Provide only the number of lines in the records below that contain "Total".

### AVAILABLE RECORDS

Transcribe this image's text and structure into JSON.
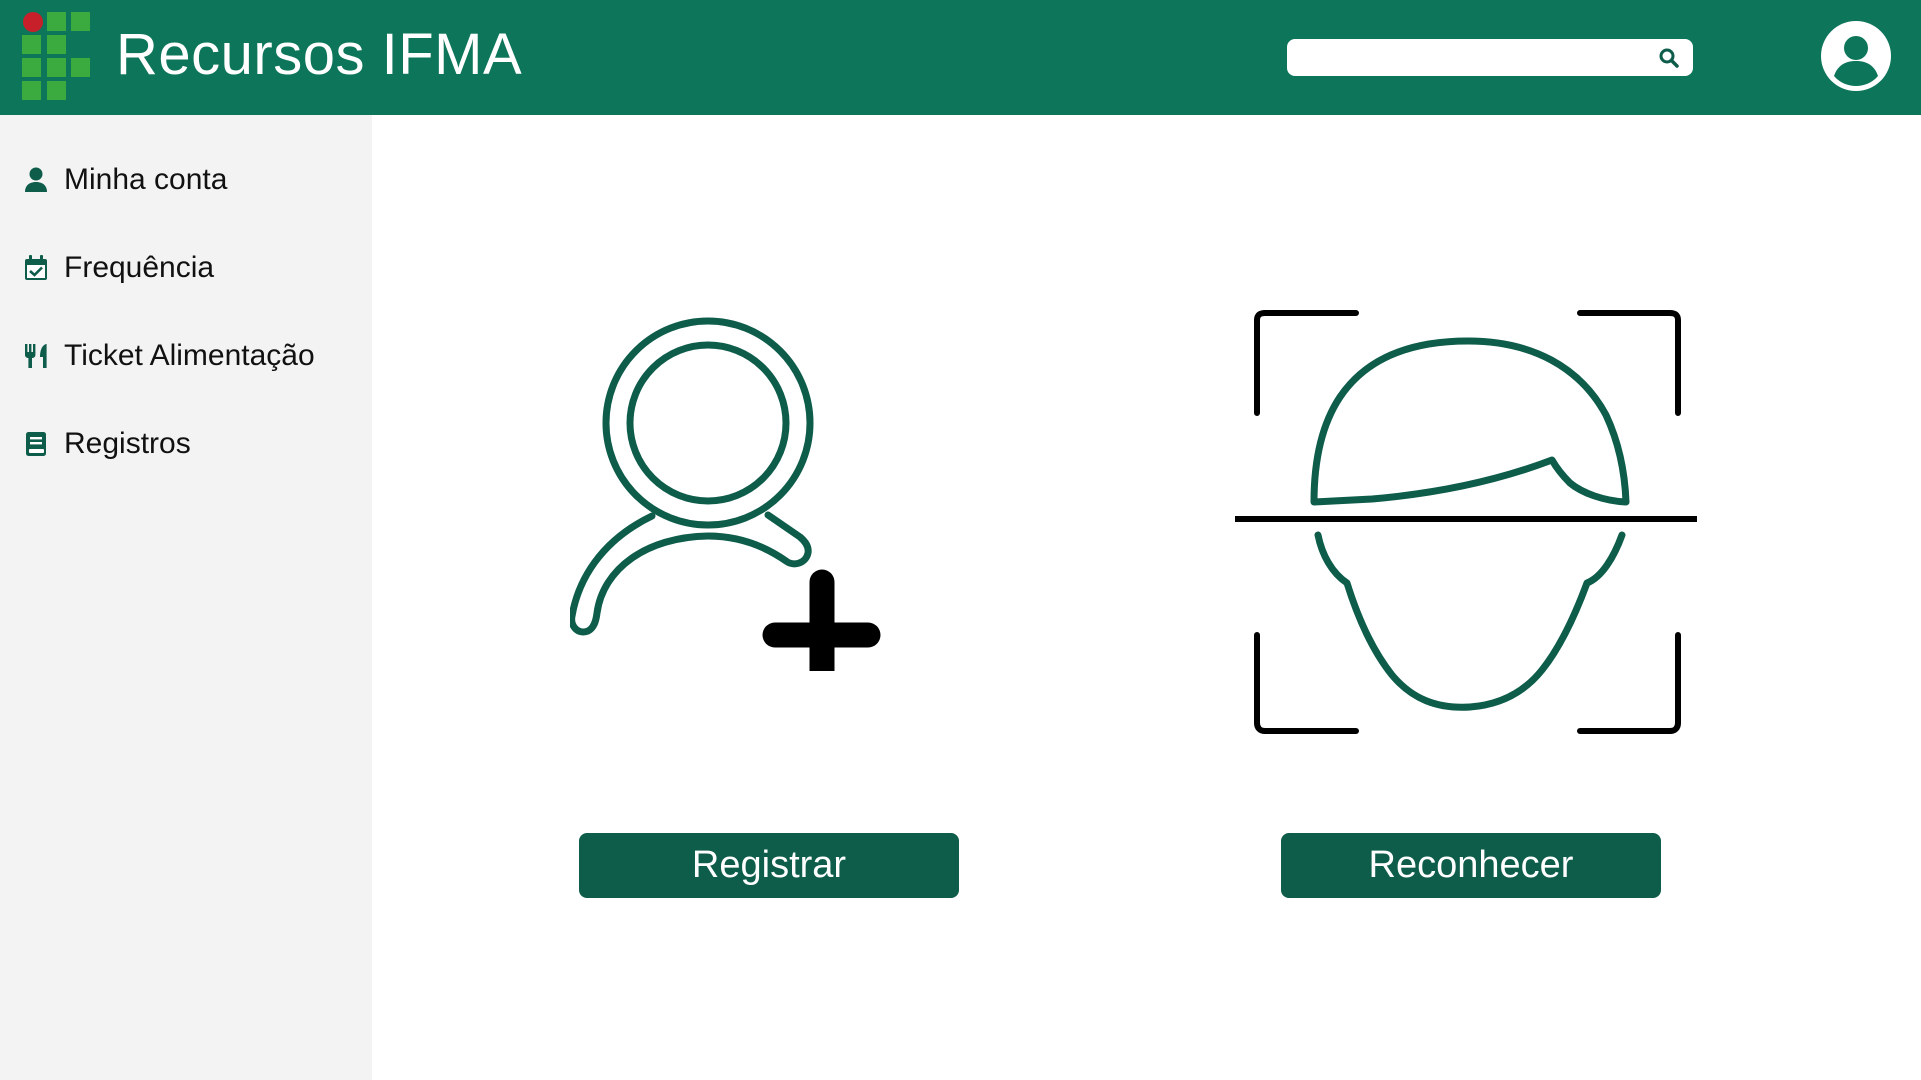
{
  "header": {
    "title": "Recursos IFMA",
    "search": {
      "value": "",
      "placeholder": ""
    },
    "logo_icon": "ifma-logo",
    "avatar_icon": "user-circle-icon"
  },
  "sidebar": {
    "items": [
      {
        "label": "Minha conta",
        "icon": "user-icon"
      },
      {
        "label": "Frequência",
        "icon": "calendar-check-icon"
      },
      {
        "label": "Ticket Alimentação",
        "icon": "utensils-icon"
      },
      {
        "label": "Registros",
        "icon": "book-icon"
      }
    ]
  },
  "main": {
    "actions": [
      {
        "label": "Registrar",
        "icon": "add-user-icon"
      },
      {
        "label": "Reconhecer",
        "icon": "face-recognition-icon"
      }
    ]
  },
  "colors": {
    "header_bg": "#0c755a",
    "button_bg": "#0e5c4a",
    "sidebar_bg": "#f3f3f3",
    "logo_green": "#3cab3f",
    "logo_red": "#c8202a",
    "icon_green": "#0e5c4a"
  }
}
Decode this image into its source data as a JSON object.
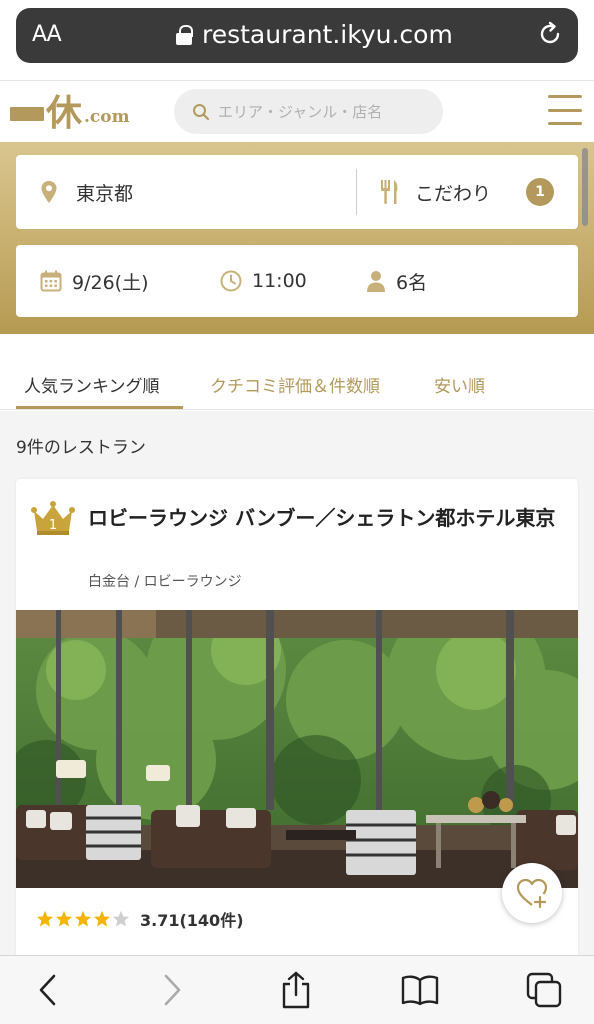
{
  "browser": {
    "text_size_label": "AA",
    "url": "restaurant.ikyu.com"
  },
  "header": {
    "logo_mark": "休",
    "logo_domain": ".com",
    "search_placeholder": "エリア・ジャンル・店名"
  },
  "filters": {
    "location": "東京都",
    "kodawari_label": "こだわり",
    "kodawari_count": "1",
    "date": "9/26(土)",
    "time": "11:00",
    "party_size": "6名"
  },
  "tabs": [
    {
      "label": "人気ランキング順",
      "active": true
    },
    {
      "label": "クチコミ評価＆件数順",
      "active": false
    },
    {
      "label": "安い順",
      "active": false
    }
  ],
  "results": {
    "count_text": "9件のレストラン",
    "items": [
      {
        "rank": "1",
        "name": "ロビーラウンジ バンブー／シェラトン都ホテル東京",
        "area_genre": "白金台 / ロビーラウンジ",
        "rating": 3.71,
        "rating_text": "3.71(140件)",
        "stars_filled": 4
      }
    ]
  },
  "colors": {
    "accent": "#b39a5c",
    "star": "#f5b400"
  },
  "icons": [
    "lock-icon",
    "reload-icon",
    "search-icon",
    "hamburger-icon",
    "location-pin-icon",
    "utensils-icon",
    "calendar-icon",
    "clock-icon",
    "person-icon",
    "crown-icon",
    "heart-plus-icon",
    "back-icon",
    "forward-icon",
    "share-icon",
    "bookmarks-icon",
    "tabs-icon"
  ]
}
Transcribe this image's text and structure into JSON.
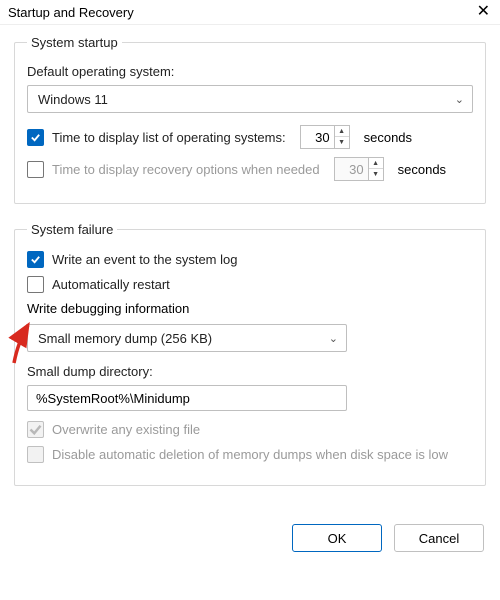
{
  "title": "Startup and Recovery",
  "groups": {
    "startup": {
      "legend": "System startup",
      "default_os_label": "Default operating system:",
      "default_os_value": "Windows 11",
      "time_os_label": "Time to display list of operating systems:",
      "time_os_value": "30",
      "time_recovery_label": "Time to display recovery options when needed",
      "time_recovery_value": "30",
      "seconds": "seconds"
    },
    "failure": {
      "legend": "System failure",
      "write_event_label": "Write an event to the system log",
      "auto_restart_label": "Automatically restart",
      "write_debug_label": "Write debugging information",
      "dump_type_value": "Small memory dump (256 KB)",
      "dump_dir_label": "Small dump directory:",
      "dump_dir_value": "%SystemRoot%\\Minidump",
      "overwrite_label": "Overwrite any existing file",
      "disable_auto_del_label": "Disable automatic deletion of memory dumps when disk space is low"
    }
  },
  "buttons": {
    "ok": "OK",
    "cancel": "Cancel"
  },
  "states": {
    "time_os_checked": true,
    "time_recovery_checked": false,
    "write_event_checked": true,
    "auto_restart_checked": false,
    "overwrite_checked": true,
    "overwrite_disabled": true,
    "disable_auto_del_checked": false,
    "disable_auto_del_disabled": true
  },
  "annotation": {
    "arrow_color": "#d82a1f"
  }
}
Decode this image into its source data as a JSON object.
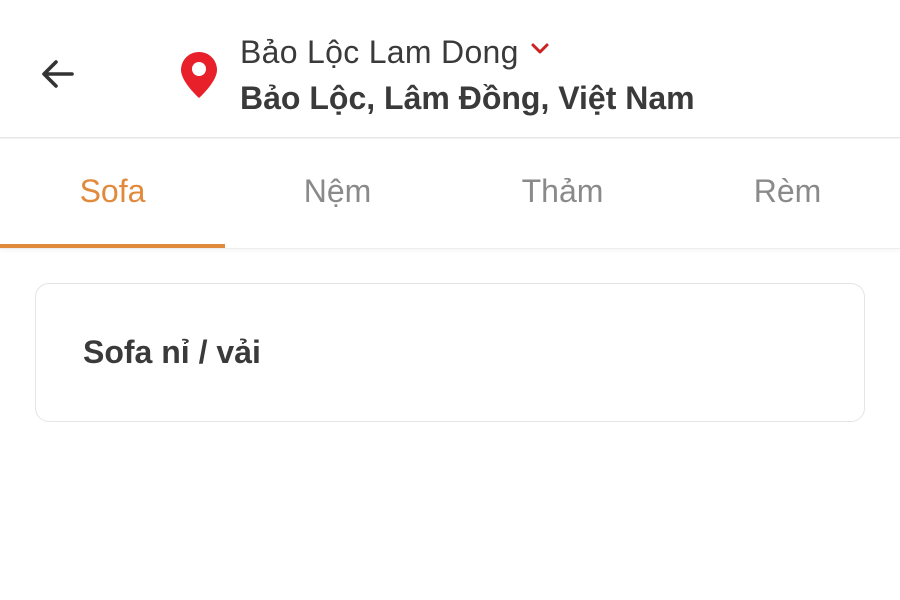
{
  "header": {
    "location_short": "Bảo Lộc Lam Dong",
    "location_full": "Bảo Lộc, Lâm Đồng, Việt Nam",
    "back_icon": "arrow-left-icon",
    "pin_icon": "map-pin-icon",
    "dropdown_icon": "chevron-down-icon",
    "pin_color": "#e8202a",
    "chevron_color": "#cc2222"
  },
  "tabs": [
    {
      "label": "Sofa",
      "active": true
    },
    {
      "label": "Nệm",
      "active": false
    },
    {
      "label": "Thảm",
      "active": false
    },
    {
      "label": "Rèm",
      "active": false
    }
  ],
  "accent_color": "#e28a3c",
  "categories": [
    {
      "label": "Sofa nỉ / vải"
    }
  ]
}
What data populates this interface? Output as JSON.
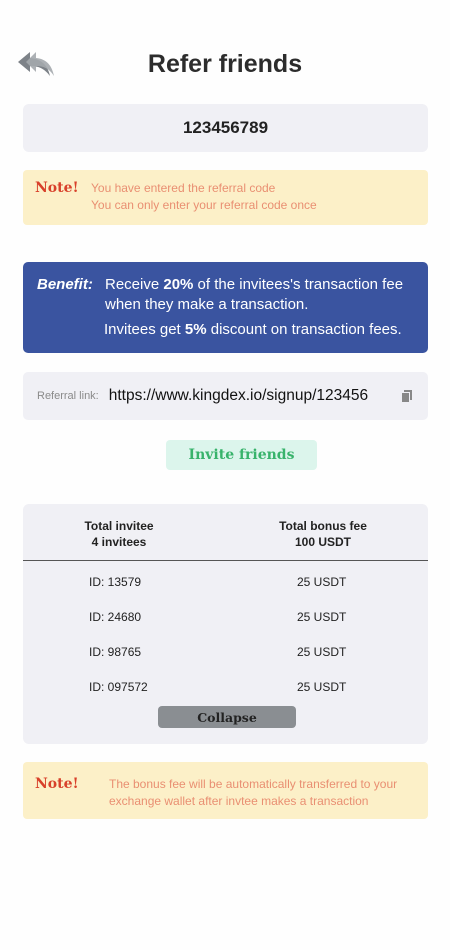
{
  "header": {
    "title": "Refer friends",
    "back_icon": "double-back-arrow-icon"
  },
  "referral_code": "123456789",
  "note_top": {
    "label": "Note!",
    "line1": "You have entered the referral code",
    "line2": "You can only enter your referral code once"
  },
  "benefit": {
    "label": "Benefit:",
    "line1_prefix": "Receive ",
    "line1_percent": "20%",
    "line1_suffix": " of the invitees's transaction fee when they make a transaction.",
    "line2_prefix": "Invitees get ",
    "line2_percent": "5%",
    "line2_suffix": " discount on transaction fees."
  },
  "referral_link": {
    "label": "Referral link:",
    "url": "https://www.kingdex.io/signup/123456",
    "copy_icon": "copy-icon"
  },
  "invite_button": "Invite friends",
  "invitees": {
    "col1_header": "Total invitee",
    "col1_value": "4 invitees",
    "col2_header": "Total bonus fee",
    "col2_value": "100 USDT",
    "rows": [
      {
        "id": "ID: 13579",
        "amount": "25 USDT"
      },
      {
        "id": "ID: 24680",
        "amount": "25 USDT"
      },
      {
        "id": "ID: 98765",
        "amount": "25 USDT"
      },
      {
        "id": "ID: 097572",
        "amount": "25 USDT"
      }
    ],
    "collapse_label": "Collapse"
  },
  "note_bottom": {
    "label": "Note!",
    "text": "The bonus fee will be automatically transferred to your exchange wallet after invtee makes a transaction"
  },
  "colors": {
    "benefit_bg": "#3a54a0",
    "note_bg": "#fcf0c8",
    "note_label": "#d8402a",
    "note_text": "#e98f72",
    "invite_bg": "#dcf5ec",
    "invite_text": "#38b36b",
    "card_bg": "#f0f0f5"
  }
}
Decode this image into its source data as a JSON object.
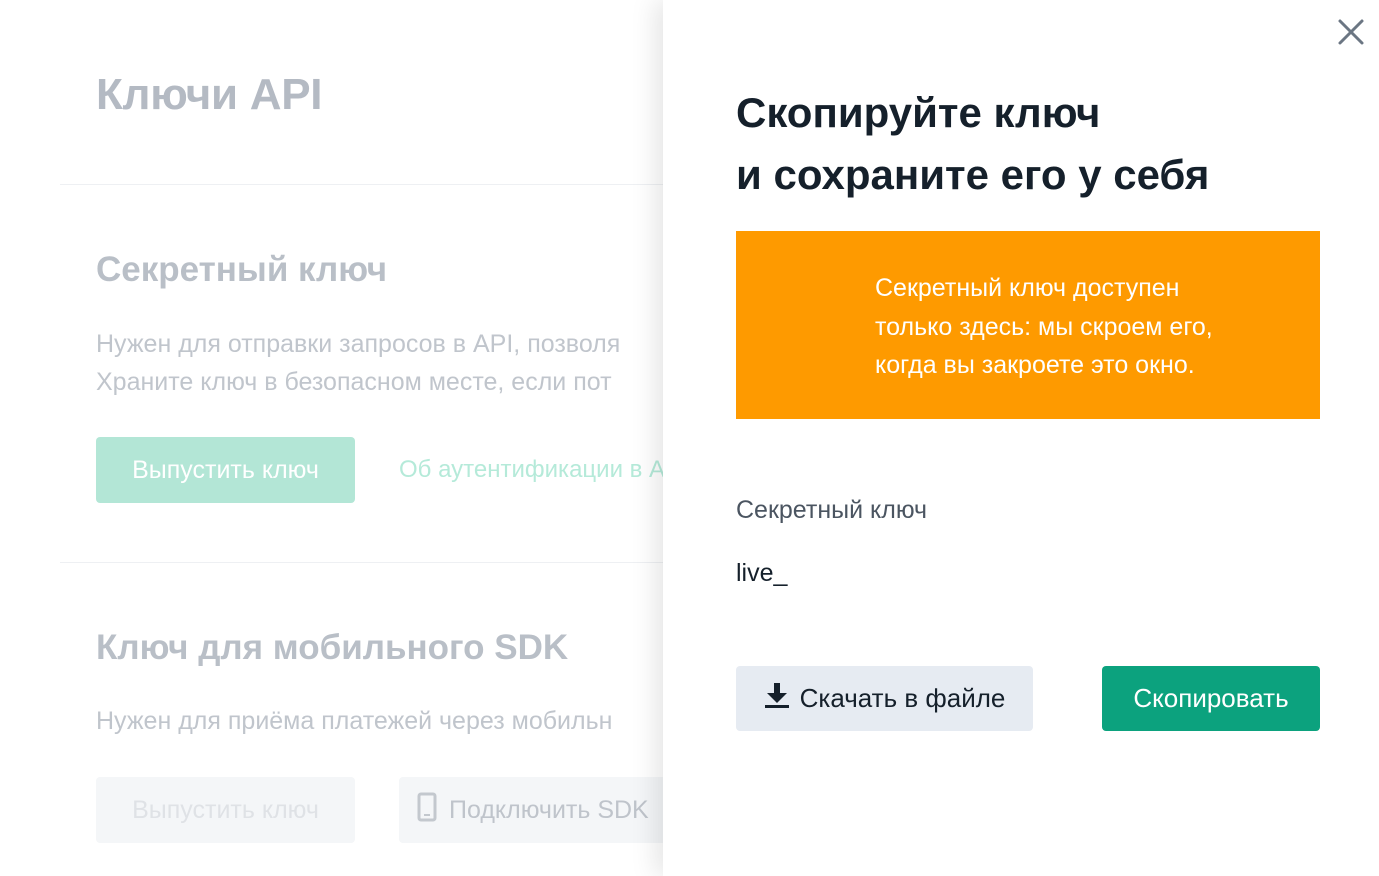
{
  "page": {
    "title": "Ключи API",
    "secret_section": {
      "heading": "Секретный ключ",
      "desc_line1": "Нужен для отправки запросов в API, позволя",
      "desc_line2": "Храните ключ в безопасном месте, если пот",
      "issue_button": "Выпустить ключ",
      "auth_link": "Об аутентификации в А"
    },
    "sdk_section": {
      "heading": "Ключ для мобильного SDK",
      "desc": "Нужен для приёма платежей через мобильн",
      "issue_button": "Выпустить ключ",
      "connect_button": "Подключить SDK"
    }
  },
  "modal": {
    "title_line1": "Скопируйте ключ",
    "title_line2": "и сохраните его у себя",
    "warning": {
      "line1": "Секретный ключ доступен",
      "line2": "только здесь: мы скроем его,",
      "line3": "когда вы закроете это окно."
    },
    "key_label": "Секретный ключ",
    "key_value_visible": "live_",
    "download_button": "Скачать в файле",
    "copy_button": "Скопировать",
    "icons": {
      "close": "close-icon",
      "download": "download-icon",
      "phone": "phone-icon"
    },
    "colors": {
      "warning_bg": "#fe9a00",
      "primary": "#0ca27e",
      "secondary_bg": "#e6ebf2"
    }
  }
}
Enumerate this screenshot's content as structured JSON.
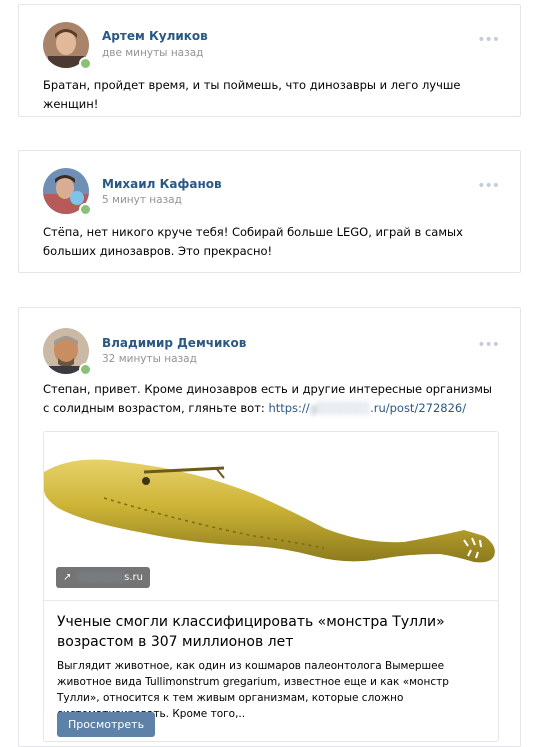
{
  "posts": [
    {
      "author": "Артем Куликов",
      "time": "две минуты назад",
      "text": "Братан, пройдет время, и ты поймешь, что динозавры и лего лучше женщин!",
      "menu": "•••"
    },
    {
      "author": "Михаил Кафанов",
      "time": "5 минут назад",
      "text": "Стёпа, нет никого круче тебя! Собирай больше LEGO, играй в самых больших динозавров. Это прекрасно!",
      "menu": "•••"
    },
    {
      "author": "Владимир Демчиков",
      "time": "32 минуты назад",
      "text_before_link": "Степан, привет. Кроме динозавров есть и другие интересные организмы с солидным возрастом, гляньте вот: ",
      "link": {
        "prefix": "https://",
        "blurred": "g░░░░░░",
        "suffix": ".ru/post/272826/"
      },
      "menu": "•••",
      "card": {
        "domain_blurred": "░░░░░░",
        "domain_suffix": "s.ru",
        "title": "Ученые смогли классифицировать «монстра Тулли» возрастом в 307 миллионов лет",
        "description": "Выглядит животное, как один из кошмаров палеонтолога Вымершее животное вида Tullimonstrum gregarium, известное еще и как «монстр Тулли», относится к тем живым организмам, которые сложно систематизировать. Кроме того,..",
        "button_label": "Просмотреть"
      }
    }
  ],
  "icons": {
    "link": "link-arrow-icon",
    "more": "more-dots-icon"
  },
  "colors": {
    "author": "#2a5885",
    "link": "#2a5885",
    "time": "#939393",
    "online": "#8ac176",
    "button": "#5e81a8"
  }
}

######

## SOLUTION TO THIS TASK
2